"Pieces of snake/alligator/crocodile skins are scattered all over the mountain. In picking up a plane part for a closer look, often there would be crocodile hide on or near the part. They are in such abundance that we actually became quite sick of them as we combed the field for the black box.

...

While we dont think this is the sole reason for the bungling of the investigation immediately following the crash (10 months before an expedition was mounted!), these illegal animal skins are part of a larger pattern of smuggling illegal goods on Eastern Airlines commercial flights. Someone in the organization was making money on these sketchy practices. If some of this money found its way to the right pockets, it would been easy to delay the appropriate investigational response until many feet of snow/ice covered the crash site."

3
WalterBright 15 hours ago 0 replies      
> Boeing green
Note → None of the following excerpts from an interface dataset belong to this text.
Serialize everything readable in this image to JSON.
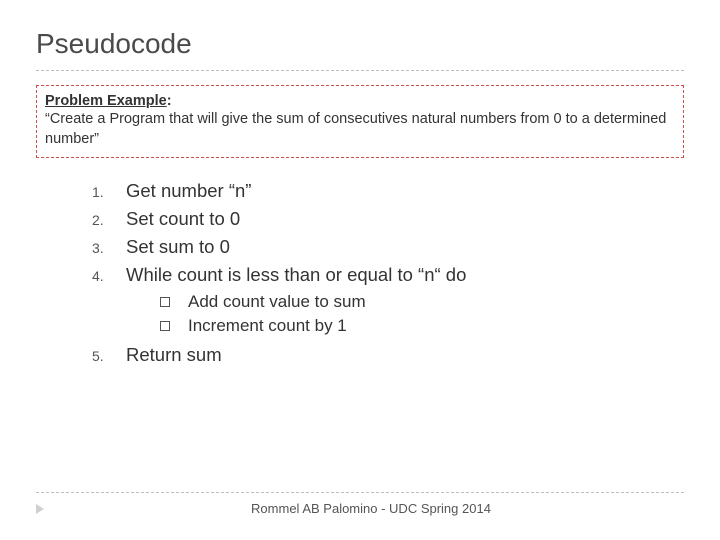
{
  "title": "Pseudocode",
  "problem": {
    "label": "Problem Example",
    "text": "“Create a Program that will give the sum of consecutives natural numbers from 0 to a determined number”"
  },
  "steps": [
    {
      "num": "1.",
      "text": "Get number “n”"
    },
    {
      "num": "2.",
      "text": "Set count  to 0"
    },
    {
      "num": "3.",
      "text": "Set sum to 0"
    },
    {
      "num": "4.",
      "text": "While count is less than or equal to “n“ do"
    }
  ],
  "substeps": [
    "Add count value to sum",
    "Increment count by 1"
  ],
  "step5": {
    "num": "5.",
    "text": "Return sum"
  },
  "footer": "Rommel AB Palomino - UDC Spring 2014"
}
That's BMS 10-11 Type 2 primer. It's a very good corrosion resistant zinc chromate paint.

4
raverbashing 1 day ago 1 reply      
What's on the last picture is mostly casing. They seem to have found a magnetic roll that hopefully contains data, but there's some risk they found nothing
5
anonova 23 hours ago 0 replies      
For those interested, Bill Hammack (Engineer Guy) pulled apart a 1970s-era flight recorder in an old video.[1] The one in video, though, gets etched to a roll of tin rather than recorded to a magnetic tape.

[1]: https://www.youtube.com/watch?v=xlY5W7be5jU

6
derFunk 19 hours ago 0 replies      
If I entered the coordinates correctly, this is the location on Google Maps:1640'08.5"S 6746'26.8"W

https://goo.gl/maps/cYD3aXH5PuN2

7
1 day ago 1 day ago 1 reply      
There just isn't adequate satellite internet worldwide to trust that system just yet. Airplanes don't even broadcast their coordinates to satellites in many airlines, despite existing networks likely (ie Iridium) being able to handle the small increase in data (if they kept the packets small - just flight number/lat/lon - and let the satellites figure out where to send and what time the packets come, the total size from all flights worldwide every hour could still remain under 200mb)
8
jessaustin 1 day ago 9 replies      
Will Wikipedia ever get responsive?

[EDIT:] In other words, Wikipedia seems to be the last vestige of the dumb old "separate web for mobile" mindset of ideas like WML. Media queries are just better, and would prevent this inane "that link sucks for half of us; here's one that sucks for the other half" crap.

       cached 5 June 2016 16:02:01 GMT